October 1.—The Converse Memorial library building was formerly presented to the city of Malden by its donor, Hon. Elisha S. Converse. Hon. John D. Long made the dedicatory address. The building cost $100,000, and is one of the finest examples of architecture in the state.
October 7.—Democratic State Convention at Worcester. The following ticket was nominated: Governor, Frederick O. Prince of Boston; Lieutenant-Governor, H.H. Gilmore of Cambridge; Secretary of State, Jeremiah Crowley of Lowell; Attorney General, Henry K. Braley of Fall River; Treasurer, Henry M. Cross of Newburyport.
October 8.—Eight monuments were unveiled upon the battle-field of Gettysburg by Massachusetts veterans. The regiments which have erected these monuments and the principal speakers upon the occasion, were as follows:—

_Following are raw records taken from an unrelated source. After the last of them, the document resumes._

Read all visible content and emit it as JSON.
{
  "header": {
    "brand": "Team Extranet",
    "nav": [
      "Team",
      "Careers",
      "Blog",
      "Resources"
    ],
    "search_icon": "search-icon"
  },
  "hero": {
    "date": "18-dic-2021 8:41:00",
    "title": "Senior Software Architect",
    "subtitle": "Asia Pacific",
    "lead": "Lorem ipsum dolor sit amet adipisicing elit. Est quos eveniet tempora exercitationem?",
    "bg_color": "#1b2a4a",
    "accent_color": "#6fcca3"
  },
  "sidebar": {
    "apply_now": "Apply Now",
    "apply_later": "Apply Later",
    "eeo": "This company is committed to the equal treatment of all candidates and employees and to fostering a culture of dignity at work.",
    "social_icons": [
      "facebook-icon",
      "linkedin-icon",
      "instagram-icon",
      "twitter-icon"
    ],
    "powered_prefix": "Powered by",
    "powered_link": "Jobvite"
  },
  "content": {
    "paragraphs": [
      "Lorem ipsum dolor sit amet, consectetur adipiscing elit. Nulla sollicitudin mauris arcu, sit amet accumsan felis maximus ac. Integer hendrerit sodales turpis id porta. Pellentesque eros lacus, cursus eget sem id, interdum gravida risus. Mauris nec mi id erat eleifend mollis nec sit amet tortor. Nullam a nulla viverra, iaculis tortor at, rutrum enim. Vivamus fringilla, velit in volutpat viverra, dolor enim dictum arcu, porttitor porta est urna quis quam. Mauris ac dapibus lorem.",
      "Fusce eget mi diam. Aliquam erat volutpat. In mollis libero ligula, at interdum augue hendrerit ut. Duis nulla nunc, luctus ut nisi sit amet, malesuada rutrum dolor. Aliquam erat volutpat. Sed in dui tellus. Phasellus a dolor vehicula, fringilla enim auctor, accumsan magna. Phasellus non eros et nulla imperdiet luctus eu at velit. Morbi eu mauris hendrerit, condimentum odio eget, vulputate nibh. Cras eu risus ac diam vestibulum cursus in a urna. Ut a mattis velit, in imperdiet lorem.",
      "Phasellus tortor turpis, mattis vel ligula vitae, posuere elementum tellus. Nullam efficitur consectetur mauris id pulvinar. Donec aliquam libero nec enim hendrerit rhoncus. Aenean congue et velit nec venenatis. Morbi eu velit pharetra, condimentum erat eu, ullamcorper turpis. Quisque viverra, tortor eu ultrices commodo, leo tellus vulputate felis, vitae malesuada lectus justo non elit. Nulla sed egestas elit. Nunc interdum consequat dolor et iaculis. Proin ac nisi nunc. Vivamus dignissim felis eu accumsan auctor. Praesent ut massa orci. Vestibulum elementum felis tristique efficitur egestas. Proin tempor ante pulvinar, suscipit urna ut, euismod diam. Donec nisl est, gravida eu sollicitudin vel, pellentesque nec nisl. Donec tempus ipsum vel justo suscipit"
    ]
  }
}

The Twelfth Infantry. The monument is on Seminary Ridge. Col. Cook of Gloucester presided, George Kimball of Boston delivered the principal address, and comrade Gilman read a poem.